And finally, the headliners of the night, Raghu Dixit Project, took the stage in Chandigarh for the very first time. Raghu Dixit was more than kicked about performing in Chandigarh for the first time and kept letting his audience know how much he appreciated the fact that they were grooving to his music with complete enthusiasm. He also got them to sing along in Kannada, stating that the only Punjabi word he knew well was ‘Changa’.
DJ Shanon was about to take the stage next, but as things were running quite late, she was unable to perform.
Once again, the first slots were handed to local talents – Runway Project, followed by Stanley Live, who each gave us a taste of some good ole’ rock and pop. Following them was Mellow D and his troupe. They brought a ton of new-age Punjabi flavour to the audiences and received much love for the same.
Himanshi Khurana came up next and the guys couldn’t stop swooning. She floored them with her musical prowess and beauty (even we couldn’t take our eyes off her).
B Praak, the hit Punjabi music director and composer, came up next and entertained the crowd with his vocals and compositions.
There was a long gap in between his set and Shirley Setia, who came up next. The reason being Shirley had been unwell for a while. But, once she took the stage, the atmosphere was transformed. Her fan following knows no bounds, as both guys and girls followed her right from the dressing room to the stage and then obediently found the closest spot near the stage to watch her with rapt attention. She delivered as expected, and nobody would have even guessed that she was unwell had she not mentioned it.
Asees Kaur came up next and her voice is something we have been a fan of since the Mumbai edition of Bollywood Music Project. Her rendition of ‘Ikk Kudi’ from Udta Punjab was a winner.
And finally, the crowd made way for headliner Mohammed Irfan, a favourite from the current crop of Bollywood lead singers. He gave the much-expected soulful performance and got the crowd to sing along to all his hit numbers. The only drawback was the fact that his performance was delayed by a good hour, thanks to things running late prior to it.
Food & Beverage

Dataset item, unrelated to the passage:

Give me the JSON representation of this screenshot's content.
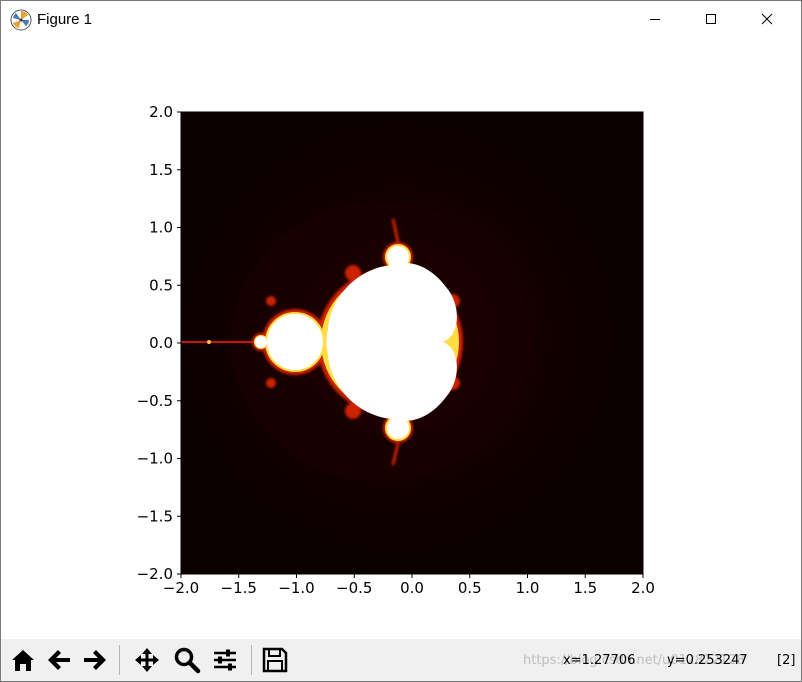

There was an exciting mix of food stalls, but we sorely missed some Punjabi flavour there. The usual quick-fix meals like Burgers, Pizzas, Kebabs and Rolls were found in abundance. There were some Pasta options as well, along with Biryani for rice lovers. But leaving a stall or two, there weren’t any stalls catering to local flavours like Parathas and Kulchas and Chole Bhaturas. We would have loved to see more variety there. The meals were decently priced, ranging from 150 to 250 bucks for a dish that was good for one. Payment could be made by cash or card.
As for beverage, beer was the winner that night (after all the festival is called Lager n Barrel). There were interesting beer cocktails on the menu too, so those who did not like the bitterness of the beer could opt for a beer cocktail for the same kick. Hard drinks could be found a little away from the main area, within the Aura Vaseela compound itself.
A few food stalls had some innovative non-alcoholic drinks on sale as well, so teetotallers were not left behind.
Reaching the venue wasn’t a problem, thanks to the availability of Ola and Uber services for those who didn’t bring their cars along. Security was tight, and we did not see or face any problems when it came to safety. There were a few glass bottle installations that were hanging low and within the reach of small kids, which the organisers could have been a little careful with.
We did see some mothers rushing to stop their kids from playing with the bottles. Everything was clearly marked around the venue, so there was little cause for confusion. Overall, things were organised well with little to no glitches.
All in all
The Sherp had a gala time bouncing around the venue in true Punjabi-style. The people brought so much zest to the festival, that it was infectious and fun. There is an edition coming up in Gurgaon, so if you missed this one, make sure to catch the one in Gurgaon on the 6th and 7th of October. Thank you Lager n Barrel, it’s been quite the weekend.
Image Credits: Lager n Barrel Festival and Gagan S Photography